The other person is experiencing or ought to experience the same feelings I do. Failure to finish a project on time may drive me nuts with frustration, but the other team member, who knows as much as I about the timelines, may not be bothered in the slightest. What causes great stress in one may cause delight in another. However, when you find yourself in a frustrating or very happy situation at work, you may believe that everyone else is experiencing the same feelings. Some are very risk-oriented, others not at all. Some easily embarassed, others rarely. Some highly motivated by a situation, others frustrated by the same situation. You get PO'd by a person's performance, but she moves happily along. What'll be the response if you think a lot's at stake and she doesn't? Fireworks?
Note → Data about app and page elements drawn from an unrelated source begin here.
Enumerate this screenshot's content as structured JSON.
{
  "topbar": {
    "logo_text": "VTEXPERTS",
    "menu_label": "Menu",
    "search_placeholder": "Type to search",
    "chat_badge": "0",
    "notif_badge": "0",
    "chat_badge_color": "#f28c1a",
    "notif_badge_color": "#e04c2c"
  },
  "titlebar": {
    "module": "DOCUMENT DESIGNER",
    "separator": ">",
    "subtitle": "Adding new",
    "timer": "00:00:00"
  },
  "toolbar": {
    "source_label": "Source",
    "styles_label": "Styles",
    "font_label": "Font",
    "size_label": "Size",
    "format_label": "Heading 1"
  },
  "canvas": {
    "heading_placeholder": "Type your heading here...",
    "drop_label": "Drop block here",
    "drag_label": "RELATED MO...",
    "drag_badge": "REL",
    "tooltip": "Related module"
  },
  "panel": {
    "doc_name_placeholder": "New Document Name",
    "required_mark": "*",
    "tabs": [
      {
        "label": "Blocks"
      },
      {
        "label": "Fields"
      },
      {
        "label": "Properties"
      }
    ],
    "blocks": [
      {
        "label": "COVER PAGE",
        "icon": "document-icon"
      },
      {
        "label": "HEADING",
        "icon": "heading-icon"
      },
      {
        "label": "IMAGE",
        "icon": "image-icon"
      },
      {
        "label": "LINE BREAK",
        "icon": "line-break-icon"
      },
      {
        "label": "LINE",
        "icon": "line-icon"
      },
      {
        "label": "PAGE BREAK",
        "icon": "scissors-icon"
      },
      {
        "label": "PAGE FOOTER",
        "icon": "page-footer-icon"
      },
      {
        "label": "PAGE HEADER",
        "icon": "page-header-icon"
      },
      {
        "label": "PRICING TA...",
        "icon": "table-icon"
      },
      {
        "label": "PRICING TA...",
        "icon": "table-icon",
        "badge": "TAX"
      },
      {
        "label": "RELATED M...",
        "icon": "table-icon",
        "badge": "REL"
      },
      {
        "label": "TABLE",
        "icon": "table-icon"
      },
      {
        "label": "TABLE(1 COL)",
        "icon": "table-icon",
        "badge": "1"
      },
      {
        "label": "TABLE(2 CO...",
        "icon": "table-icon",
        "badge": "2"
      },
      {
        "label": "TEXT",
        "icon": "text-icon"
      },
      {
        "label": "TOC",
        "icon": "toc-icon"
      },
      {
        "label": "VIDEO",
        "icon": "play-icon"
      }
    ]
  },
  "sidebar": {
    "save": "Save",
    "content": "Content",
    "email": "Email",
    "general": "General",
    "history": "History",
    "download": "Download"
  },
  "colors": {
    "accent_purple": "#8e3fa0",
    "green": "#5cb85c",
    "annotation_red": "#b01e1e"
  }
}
Our human tendency to judge and evaluate.
I believe it was Carl Rogers, the eminent psychologist of the last century, who taught that the major barrier to communication and relationships is our very human tendency to judge people. We approve of them when our interpretation of their behavior matches our assumptions of how they should act. If, for example my team mate says he's feeling crappy, knows I've got a tough timeline, but digs in and goes to work instead of giving in to his feelings and going home three hours early, I'm going to evaluate him very positively. But if he'd gone home early, I'd have judged his behavior and called him irresponsible. We all approve or disapprove of others' behavior very quickly and it can temper our relationships for good or ill?
What can you do?
The starting place is to keep these assumptions in your front lobes and realize they are just inferences, not facts. All three surface regularly, but my suspicion is that the first--believing the other person perceives the situation the same way I do--is the most common.
It's usually recommended that we try to shift our emphasis from ourselves to the other person's frame of reference. That'll work, but there's a simpler way. I've learned to put my inferences under immediate suspicion. And if, in a conversation, someone else shares a negative inference, my antennae go up immediately.
When the inference is strategically important, I challenge it: "That's an interesting inference. What other ways could you interpret his or her behavior?" I regularly push myself and others to realize that there are a number of ways to interpret a person's behavior. In effect I have a conversation with myself and with others that basically says, "Oh, just cool it. Watch your inferences."
Second, we really don't know what a behavior means unless we ask the person. If it's a stressful situation, the person may or may not give you the straight skinny. If it's stressful to her, she may just fudge or give you the brush-off, not wanting to deal with you.
Third, when I'm fatigued or highly stressed, I've learned to take myself out of the situation. Whatever conclusions I draw won't be trustworthy. Fatigue clouds my brain and leads to my asshole behaviors.
It's all part of being very human, so watch it.